YOUR TASK — Scan the records that follow, and whenever a line has the word "jumper", copy it.

SOURCE MATERIAL —

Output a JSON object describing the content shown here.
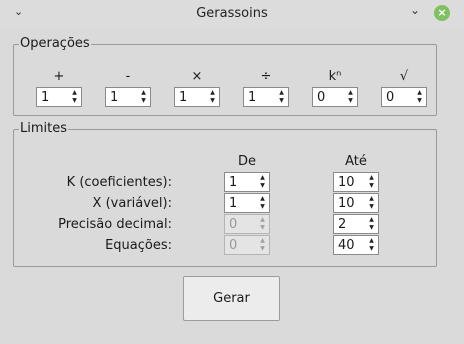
{
  "window": {
    "title": "Gerassoins"
  },
  "operacoes": {
    "legend": "Operações",
    "items": [
      {
        "symbol": "+",
        "value": "1"
      },
      {
        "symbol": "-",
        "value": "1"
      },
      {
        "symbol": "×",
        "value": "1"
      },
      {
        "symbol": "÷",
        "value": "1"
      },
      {
        "symbol": "kⁿ",
        "value": "0"
      },
      {
        "symbol": "√",
        "value": "0"
      }
    ]
  },
  "limites": {
    "legend": "Limites",
    "col_de": "De",
    "col_ate": "Até",
    "rows": [
      {
        "label": "K (coeficientes):",
        "de": "1",
        "ate": "10",
        "de_enabled": true
      },
      {
        "label": "X (variável):",
        "de": "1",
        "ate": "10",
        "de_enabled": true
      },
      {
        "label": "Precisão decimal:",
        "de": "0",
        "ate": "2",
        "de_enabled": false
      },
      {
        "label": "Equações:",
        "de": "0",
        "ate": "40",
        "de_enabled": false
      }
    ]
  },
  "gerar_label": "Gerar",
  "icons": {
    "menu": "chevron-down-icon",
    "minimize": "minimize-icon",
    "close": "close-icon"
  },
  "colors": {
    "close_button": "#7fc160",
    "background": "#dadada"
  }
}
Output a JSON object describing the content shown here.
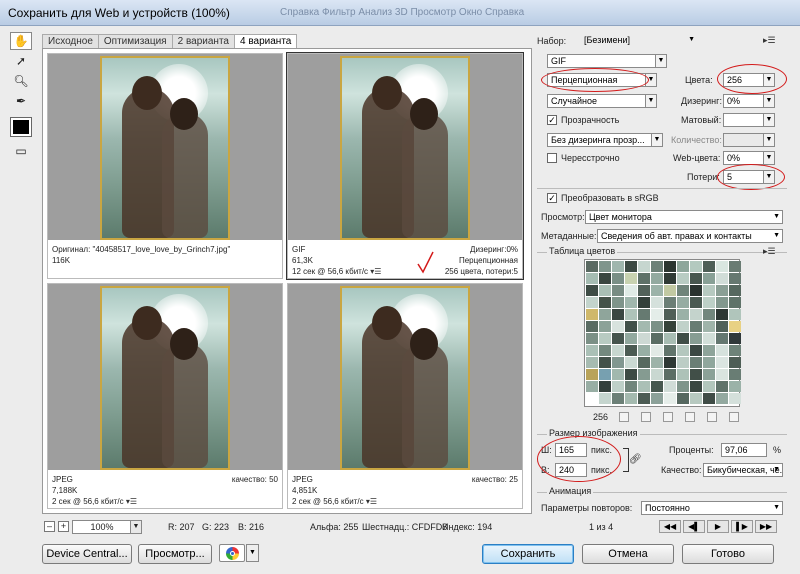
{
  "window": {
    "title": "Сохранить для Web и устройств (100%)",
    "menu_ghost": "Справка   Фильтр   Анализ   3D   Просмотр   Окно   Справка"
  },
  "toolbox": {
    "tools": [
      "hand-tool",
      "slice-select-tool",
      "zoom-tool",
      "eyedropper-tool"
    ],
    "swatch_color": "#000000"
  },
  "tabs": [
    "Исходное",
    "Оптимизация",
    "2 варианта",
    "4 варианта"
  ],
  "active_tab": 3,
  "preview": {
    "cells": [
      {
        "line1": "Оригинал: \"40458517_love_love_by_Grinch7.jpg\"",
        "line2": "116K",
        "line3": "",
        "r1": "",
        "r2": "",
        "r3": ""
      },
      {
        "line1": "GIF",
        "line2": "61,3K",
        "line3": "12 сек @ 56,6 кбит/с",
        "r1": "Дизеринг:0%",
        "r2": "Перцепционная",
        "r3": "256 цвета, потери:5"
      },
      {
        "line1": "JPEG",
        "line2": "7,188K",
        "line3": "2 сек @ 56,6 кбит/с",
        "r1": "качество: 50",
        "r2": "",
        "r3": ""
      },
      {
        "line1": "JPEG",
        "line2": "4,851K",
        "line3": "2 сек @ 56,6 кбит/с",
        "r1": "качество: 25",
        "r2": "",
        "r3": ""
      }
    ],
    "cell_menu": "▾☰"
  },
  "status": {
    "zoom": "100%",
    "minus": "–",
    "plus": "+",
    "r": "R: 207",
    "g": "G: 223",
    "b": "B: 216",
    "alpha": "Альфа: 255",
    "hex": "Шестнадц.: CFDFD8",
    "index": "Индекс: 194"
  },
  "settings": {
    "preset_label": "Набор:",
    "preset_value": "[Безимени]",
    "format": "GIF",
    "reduction": "Перцепционная",
    "colors_label": "Цвета:",
    "colors_value": "256",
    "dither_algo": "Случайное",
    "dither_label": "Дизеринг:",
    "dither_value": "0%",
    "transparency_label": "Прозрачность",
    "transparency_checked": true,
    "matte_label": "Матовый:",
    "matte_value": "",
    "trans_dither": "Без дизеринга прозр...",
    "amount_label": "Количество:",
    "amount_value": "",
    "interlaced_label": "Чересстрочно",
    "interlaced_checked": false,
    "websnap_label": "Web-цвета:",
    "websnap_value": "0%",
    "lossy_label": "Потери:",
    "lossy_value": "5",
    "srgb_label": "Преобразовать в sRGB",
    "srgb_checked": true,
    "preview_label": "Просмотр:",
    "preview_value": "Цвет монитора",
    "metadata_label": "Метаданные:",
    "metadata_value": "Сведения об авт. правах и контакты"
  },
  "color_table": {
    "title": "Таблица цветов",
    "count": "256",
    "colors": [
      "#5a6a62",
      "#7f958c",
      "#9fb6ad",
      "#3c4a43",
      "#c6d6cf",
      "#6d8178",
      "#2b3530",
      "#8ea69b",
      "#b3c9bf",
      "#4d5e56",
      "#d9e6e0",
      "#6a7c73",
      "#a5bcb2",
      "#394640",
      "#7a8f86",
      "#c8d2b0",
      "#5e7168",
      "#93aaa0",
      "#2f3a35",
      "#b9ccc3",
      "#48574f",
      "#88a096",
      "#d1ddd8",
      "#667870",
      "#3e4c45",
      "#a9bfb5",
      "#788c83",
      "#e0ebe6",
      "#52625a",
      "#9cb3a9",
      "#c1c9a2",
      "#6f847a",
      "#2a332f",
      "#b6c9c0",
      "#8a9f95",
      "#56685f",
      "#c3d4cc",
      "#445249",
      "#7e948a",
      "#a0b7ad",
      "#33403a",
      "#d5e1dc",
      "#6b7f76",
      "#95ac a2",
      "#4a5a52",
      "#bdd0c7",
      "#82988e",
      "#5f7369",
      "#cfb86a",
      "#8fa59b",
      "#3a4742",
      "#aec3b9",
      "#667a71",
      "#e4ede9",
      "#4f5f57",
      "#9ab1a7",
      "#c4d3cc",
      "#72877d",
      "#2d3733",
      "#b0c5bb",
      "#596b62",
      "#8ca298",
      "#d8e3de",
      "#415049",
      "#a3b9af",
      "#7c9187",
      "#354239",
      "#c0d1c9",
      "#687c73",
      "#9fb4aa",
      "#50615a",
      "#e8d184",
      "#7b9086",
      "#b8cbc2",
      "#46554e",
      "#92a99f",
      "#cdd9d4",
      "#5b6d64",
      "#a8bdb3",
      "#3f4d46",
      "#879d93",
      "#d2dfd9",
      "#647770",
      "#30393a",
      "#aac0b6",
      "#74897f",
      "#c7d7d0",
      "#4b5b53",
      "#98afa5",
      "#e2eae6",
      "#61746b",
      "#b4c7be",
      "#3b4843",
      "#8ea49a",
      "#d6e2dd",
      "#6e8379",
      "#a6bbb1",
      "#43514a",
      "#819790",
      "#cad9d2",
      "#57695f",
      "#9db3a9",
      "#2e3834",
      "#bccdc5",
      "#6a7e75",
      "#90a79d",
      "#dbe5e1",
      "#4e5e56",
      "#b8a35a",
      "#77a0b0",
      "#a1b8ae",
      "#3d4b44",
      "#859b91",
      "#c9d8d1",
      "#5c6e65",
      "#adc2b8",
      "#414f48",
      "#8b a197",
      "#dae4df",
      "#697d74",
      "#98aea4",
      "#34403b",
      "#bed0c8",
      "#71867c",
      "#abc0b6",
      "#485850",
      "#d0dcd7",
      "#7f958b",
      "#3a4741",
      "#b2c6bc",
      "#60736a",
      "#9bb2a8",
      "#ffffff",
      "#c5d5ce",
      "#6c8077",
      "#a4baaf",
      "#4c5c54",
      "#8ca199",
      "#e6eeea",
      "#566860",
      "#b7c9c0",
      "#3f4c46",
      "#93a9a0",
      "#d4e0db"
    ]
  },
  "image_size": {
    "title": "Размер изображения",
    "w_label": "Ш:",
    "w_value": "165",
    "w_unit": "пикс.",
    "h_label": "В:",
    "h_value": "240",
    "h_unit": "пикс.",
    "percent_label": "Проценты:",
    "percent_value": "97,06",
    "percent_unit": "%",
    "quality_label": "Качество:",
    "quality_value": "Бикубическая, че..."
  },
  "animation": {
    "title": "Анимация",
    "loop_label": "Параметры повторов:",
    "loop_value": "Постоянно",
    "frame": "1 из 4"
  },
  "buttons": {
    "device_central": "Device Central...",
    "preview": "Просмотр...",
    "save": "Сохранить",
    "cancel": "Отмена",
    "done": "Готово"
  }
}
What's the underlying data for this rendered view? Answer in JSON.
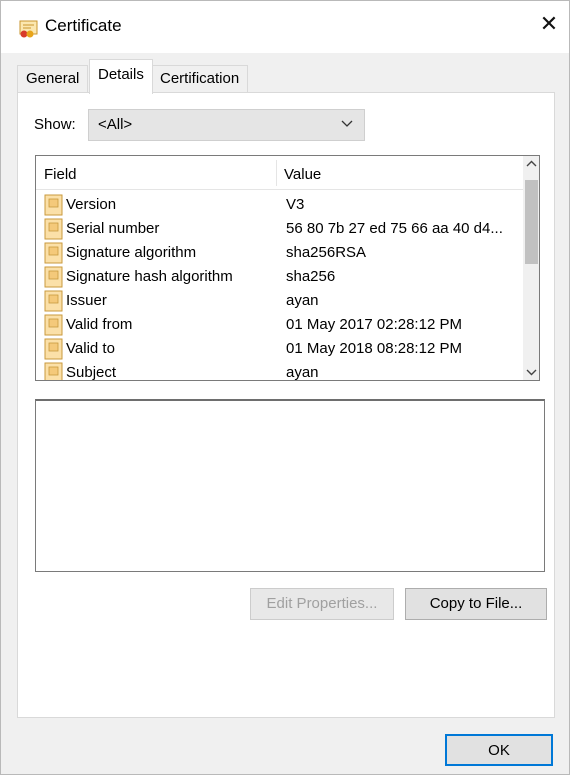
{
  "window": {
    "title": "Certificate",
    "close_glyph": "✕",
    "icon": "certificate-icon"
  },
  "tabs": [
    {
      "label": "General",
      "active": false
    },
    {
      "label": "Details",
      "active": true
    },
    {
      "label": "Certification Path",
      "active": false
    }
  ],
  "show": {
    "label": "Show:",
    "value": "<All>"
  },
  "list": {
    "columns": {
      "field": "Field",
      "value": "Value"
    },
    "rows": [
      {
        "field": "Version",
        "value": "V3"
      },
      {
        "field": "Serial number",
        "value": "56 80 7b 27 ed 75 66 aa 40 d4..."
      },
      {
        "field": "Signature algorithm",
        "value": "sha256RSA"
      },
      {
        "field": "Signature hash algorithm",
        "value": "sha256"
      },
      {
        "field": "Issuer",
        "value": "ayan"
      },
      {
        "field": "Valid from",
        "value": "01 May 2017 02:28:12 PM"
      },
      {
        "field": "Valid to",
        "value": "01 May 2018 08:28:12 PM"
      },
      {
        "field": "Subject",
        "value": "ayan"
      }
    ]
  },
  "buttons": {
    "edit_properties": "Edit Properties...",
    "copy_to_file": "Copy to File...",
    "ok": "OK"
  }
}
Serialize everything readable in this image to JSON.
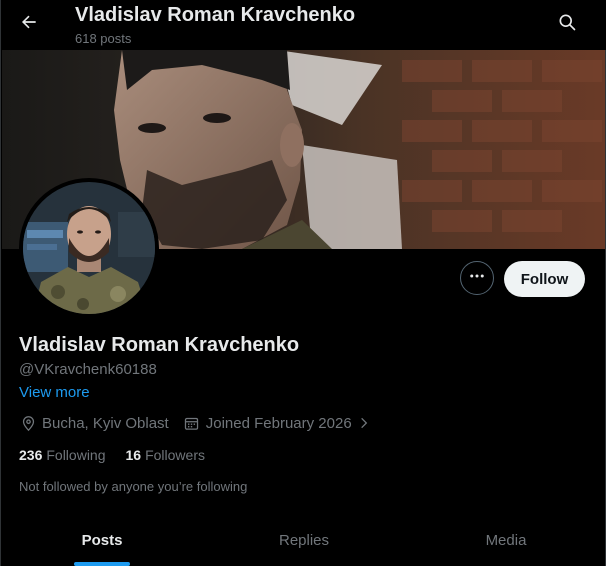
{
  "header": {
    "title": "Vladislav Roman Kravchenko",
    "posts_count": "618 posts"
  },
  "icons": {
    "back": "arrow-left-icon",
    "search": "search-icon",
    "more": "more-icon",
    "location": "location-pin-icon",
    "calendar": "calendar-icon",
    "chevron": "chevron-right-icon"
  },
  "actions": {
    "follow_label": "Follow"
  },
  "profile": {
    "name": "Vladislav Roman Kravchenko",
    "handle": "@VKravchenk60188",
    "view_more": "View more",
    "location": "Bucha, Kyiv Oblast",
    "joined": "Joined February 2026",
    "following_count": "236",
    "following_label": "Following",
    "followers_count": "16",
    "followers_label": "Followers",
    "not_followed": "Not followed by anyone you’re following"
  },
  "tabs": [
    {
      "label": "Posts",
      "active": true
    },
    {
      "label": "Replies",
      "active": false
    },
    {
      "label": "Media",
      "active": false
    }
  ],
  "colors": {
    "accent": "#1d9bf0",
    "background": "#000000",
    "text_primary": "#e7e9ea",
    "text_secondary": "#71767b"
  }
}
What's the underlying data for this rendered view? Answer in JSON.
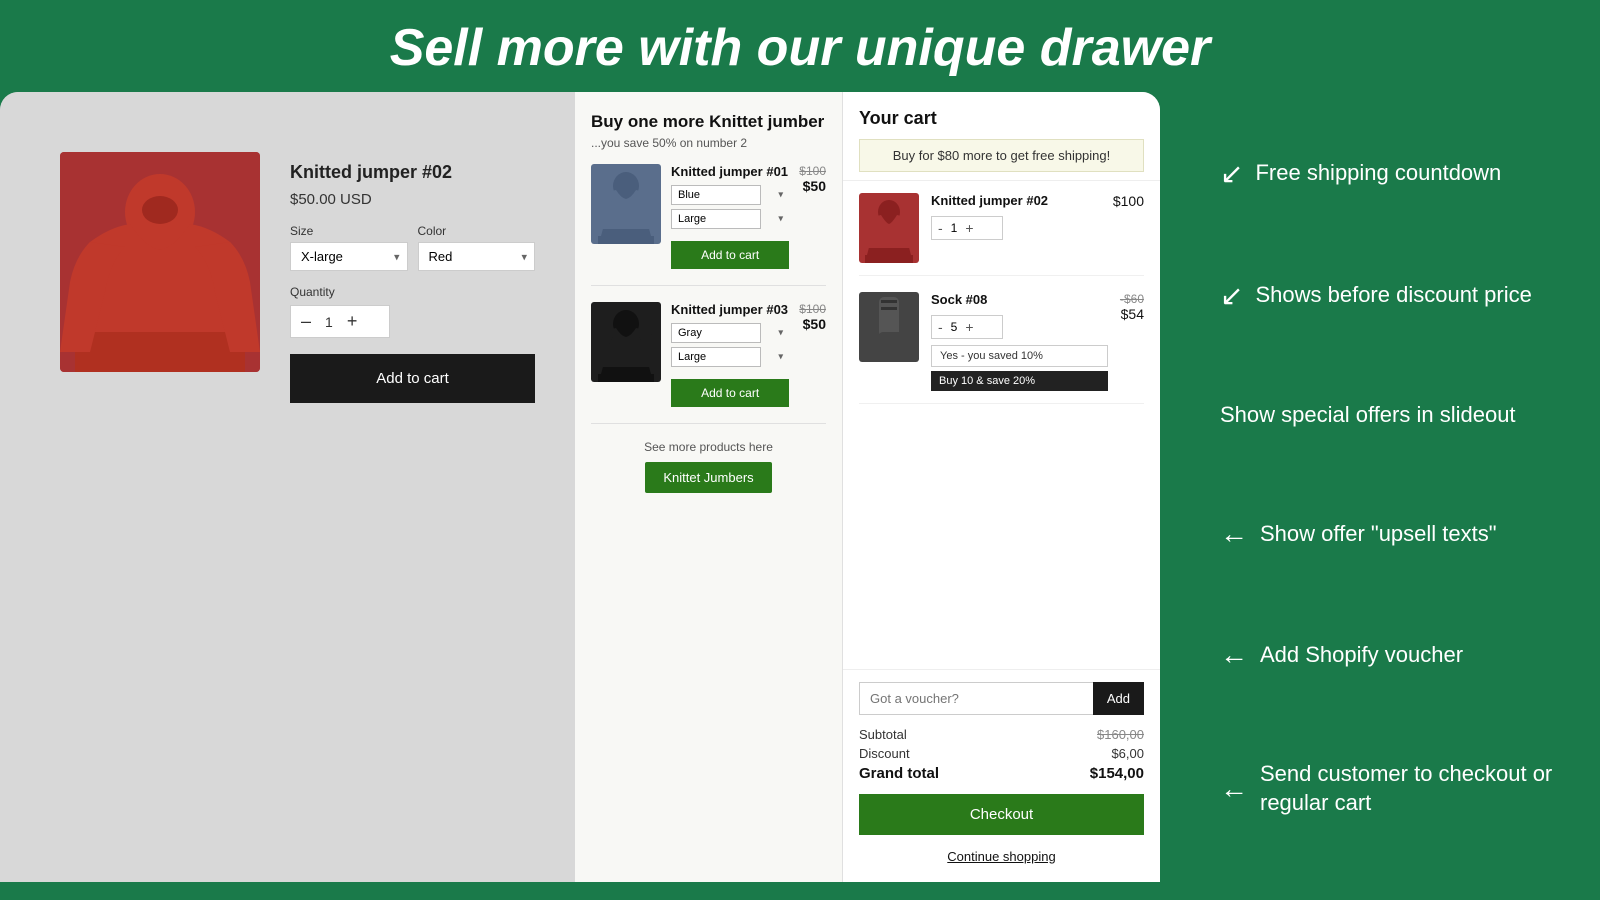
{
  "header": {
    "title": "Sell more with our unique drawer"
  },
  "product_page": {
    "product_name": "Knitted jumper #02",
    "price": "$50.00 USD",
    "size_label": "Size",
    "color_label": "Color",
    "size_value": "X-large",
    "color_value": "Red",
    "quantity_label": "Quantity",
    "quantity_value": "1",
    "qty_minus": "–",
    "qty_plus": "+",
    "add_to_cart": "Add to cart"
  },
  "upsell_drawer": {
    "title": "Buy one more Knittet jumber",
    "subtitle": "...you save 50% on number 2",
    "items": [
      {
        "name": "Knitted jumper #01",
        "color": "Blue",
        "size": "Large",
        "price_original": "$100",
        "price_current": "$50",
        "add_btn": "Add to cart"
      },
      {
        "name": "Knitted jumper #03",
        "color": "Gray",
        "size": "Large",
        "price_original": "$100",
        "price_current": "$50",
        "add_btn": "Add to cart"
      }
    ],
    "see_more_text": "See more products here",
    "see_more_btn": "Knittet Jumbers"
  },
  "cart_panel": {
    "title": "Your cart",
    "shipping_bar": "Buy for $80 more to get free shipping!",
    "items": [
      {
        "name": "Knitted jumper #02",
        "qty": "1",
        "price": "$100"
      },
      {
        "name": "Sock #08",
        "qty": "5",
        "price_original": "-$60",
        "price_current": "$54",
        "badge1": "Yes - you saved 10%",
        "badge2": "Buy 10 & save 20%"
      }
    ],
    "voucher_placeholder": "Got a voucher?",
    "voucher_btn": "Add",
    "subtotal_label": "Subtotal",
    "subtotal_value": "$160,00",
    "discount_label": "Discount",
    "discount_value": "$6,00",
    "grand_total_label": "Grand total",
    "grand_total_value": "$154,00",
    "checkout_btn": "Checkout",
    "continue_btn": "Continue shopping"
  },
  "annotations": [
    {
      "id": "free-shipping",
      "text": "Free shipping countdown"
    },
    {
      "id": "before-discount",
      "text": "Shows before discount price"
    },
    {
      "id": "special-offers",
      "text": "Show special offers in slideout"
    },
    {
      "id": "upsell-texts",
      "text": "Show offer \"upsell texts\""
    },
    {
      "id": "shopify-voucher",
      "text": "Add Shopify voucher"
    },
    {
      "id": "checkout",
      "text": "Send customer to checkout or regular cart"
    }
  ],
  "icons": {
    "arrow_left": "←",
    "chevron_down": "▾"
  }
}
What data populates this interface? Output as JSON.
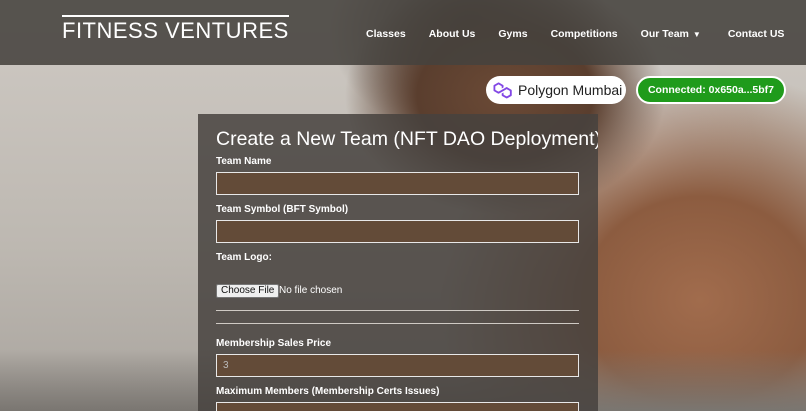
{
  "header": {
    "brand": "FITNESS VENTURES",
    "nav": [
      {
        "label": "Classes"
      },
      {
        "label": "About Us"
      },
      {
        "label": "Gyms"
      },
      {
        "label": "Competitions"
      },
      {
        "label": "Our Team",
        "has_dropdown": true
      },
      {
        "label": "Contact US"
      }
    ]
  },
  "network": {
    "label": "Polygon Mumbai",
    "icon": "polygon-logo-icon",
    "icon_color": "#8247e5"
  },
  "wallet": {
    "label": "Connected: 0x650a...5bf7",
    "color": "#1f9b1b"
  },
  "form": {
    "title": "Create a New Team (NFT DAO Deployment)",
    "team_name_label": "Team Name",
    "team_name_value": "",
    "team_symbol_label": "Team Symbol (BFT Symbol)",
    "team_symbol_value": "",
    "team_logo_label": "Team Logo:",
    "file_button": "Choose File",
    "file_status": "No file chosen",
    "price_label": "Membership Sales Price",
    "price_placeholder": "3",
    "max_members_label": "Maximum Members (Membership Certs Issues)",
    "max_members_value": ""
  },
  "colors": {
    "input_bg": "#634b38",
    "card_bg": "#46423e"
  }
}
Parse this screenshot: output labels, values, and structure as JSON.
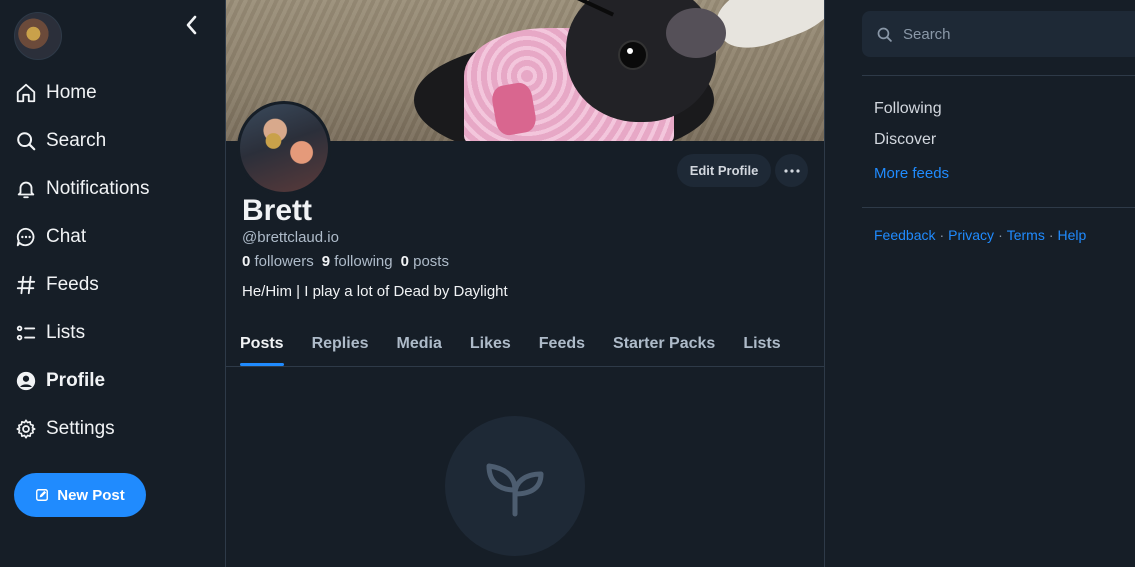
{
  "nav": {
    "items": [
      {
        "label": "Home",
        "icon": "home-icon"
      },
      {
        "label": "Search",
        "icon": "search-icon"
      },
      {
        "label": "Notifications",
        "icon": "bell-icon"
      },
      {
        "label": "Chat",
        "icon": "chat-icon"
      },
      {
        "label": "Feeds",
        "icon": "hash-icon"
      },
      {
        "label": "Lists",
        "icon": "list-icon"
      },
      {
        "label": "Profile",
        "icon": "person-icon"
      },
      {
        "label": "Settings",
        "icon": "gear-icon"
      }
    ],
    "active": "Profile",
    "new_post_label": "New Post"
  },
  "profile": {
    "display_name": "Brett",
    "handle": "@brettclaud.io",
    "followers_count": "0",
    "followers_label": "followers",
    "following_count": "9",
    "following_label": "following",
    "posts_count": "0",
    "posts_label": "posts",
    "bio": "He/Him | I play a lot of Dead by Daylight",
    "edit_label": "Edit Profile"
  },
  "tabs": [
    "Posts",
    "Replies",
    "Media",
    "Likes",
    "Feeds",
    "Starter Packs",
    "Lists"
  ],
  "active_tab": "Posts",
  "right": {
    "search_placeholder": "Search",
    "feeds": [
      "Following",
      "Discover"
    ],
    "more_feeds": "More feeds",
    "footer": [
      "Feedback",
      "Privacy",
      "Terms",
      "Help"
    ]
  },
  "colors": {
    "background": "#161e27",
    "accent": "#208bfe",
    "surface": "#1e2936",
    "border": "#2e3a48",
    "muted_text": "#aebbc9"
  }
}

SOLUTION TO THE EXERCISE —
    "product_name": "Knitted jumper #02",
        "name": "Knitted jumper #01",
        "name": "Knitted jumper #03",
        "name": "Knitted jumper #02",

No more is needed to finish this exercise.